### Task inputs:
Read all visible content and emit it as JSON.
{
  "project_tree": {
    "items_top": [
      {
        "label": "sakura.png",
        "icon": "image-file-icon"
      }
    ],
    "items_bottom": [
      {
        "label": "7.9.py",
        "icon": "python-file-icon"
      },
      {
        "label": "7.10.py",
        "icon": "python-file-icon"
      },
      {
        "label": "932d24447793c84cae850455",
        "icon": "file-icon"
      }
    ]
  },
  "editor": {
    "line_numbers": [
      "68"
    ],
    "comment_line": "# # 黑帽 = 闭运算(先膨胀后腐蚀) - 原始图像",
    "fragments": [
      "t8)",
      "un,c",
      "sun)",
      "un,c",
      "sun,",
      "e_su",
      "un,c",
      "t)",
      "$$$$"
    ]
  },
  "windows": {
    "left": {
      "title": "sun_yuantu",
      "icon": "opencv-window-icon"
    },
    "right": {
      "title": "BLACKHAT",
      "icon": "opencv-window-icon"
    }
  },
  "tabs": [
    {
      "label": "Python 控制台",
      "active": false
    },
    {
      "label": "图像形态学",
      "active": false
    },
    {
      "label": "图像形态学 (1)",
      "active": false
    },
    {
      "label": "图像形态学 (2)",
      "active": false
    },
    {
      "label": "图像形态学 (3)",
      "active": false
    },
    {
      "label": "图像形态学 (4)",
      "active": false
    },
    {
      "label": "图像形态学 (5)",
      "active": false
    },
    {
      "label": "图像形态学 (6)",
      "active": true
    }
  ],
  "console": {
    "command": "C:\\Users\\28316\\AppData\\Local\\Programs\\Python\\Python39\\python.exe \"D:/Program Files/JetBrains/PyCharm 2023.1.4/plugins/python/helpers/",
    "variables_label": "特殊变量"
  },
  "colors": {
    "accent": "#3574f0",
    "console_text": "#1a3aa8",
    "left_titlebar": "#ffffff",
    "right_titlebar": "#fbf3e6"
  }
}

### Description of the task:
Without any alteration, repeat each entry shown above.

### Response box:
Read all visible content and emit it as JSON.
{
  "project_tree": {
    "items_top": [
      {
        "label": "sakura.png",
        "icon": "image-file-icon"
      }
    ],
    "items_bottom": [
      {
        "label": "7.9.py",
        "icon": "python-file-icon"
      },
      {
        "label": "7.10.py",
        "icon": "python-file-icon"
      },
      {
        "label": "932d24447793c84cae850455",
        "icon": "file-icon"
      }
    ]
  },
  "editor": {
    "line_numbers": [
      "68"
    ],
    "comment_line": "# # 黑帽 = 闭运算(先膨胀后腐蚀) - 原始图像",
    "fragments": [
      "t8)",
      "un,c",
      "sun)",
      "un,c",
      "sun,",
      "e_su",
      "un,c",
      "t)",
      "$$$$"
    ]
  },
  "windows": {
    "left": {
      "title": "sun_yuantu",
      "icon": "opencv-window-icon"
    },
    "right": {
      "title": "BLACKHAT",
      "icon": "opencv-window-icon"
    }
  },
  "tabs": [
    {
      "label": "Python 控制台",
      "active": false
    },
    {
      "label": "图像形态学",
      "active": false
    },
    {
      "label": "图像形态学 (1)",
      "active": false
    },
    {
      "label": "图像形态学 (2)",
      "active": false
    },
    {
      "label": "图像形态学 (3)",
      "active": false
    },
    {
      "label": "图像形态学 (4)",
      "active": false
    },
    {
      "label": "图像形态学 (5)",
      "active": false
    },
    {
      "label": "图像形态学 (6)",
      "active": true
    }
  ],
  "console": {
    "command": "C:\\Users\\28316\\AppData\\Local\\Programs\\Python\\Python39\\python.exe \"D:/Program Files/JetBrains/PyCharm 2023.1.4/plugins/python/helpers/",
    "variables_label": "特殊变量"
  },
  "colors": {
    "accent": "#3574f0",
    "console_text": "#1a3aa8",
    "left_titlebar": "#ffffff",
    "right_titlebar": "#fbf3e6"
  }
}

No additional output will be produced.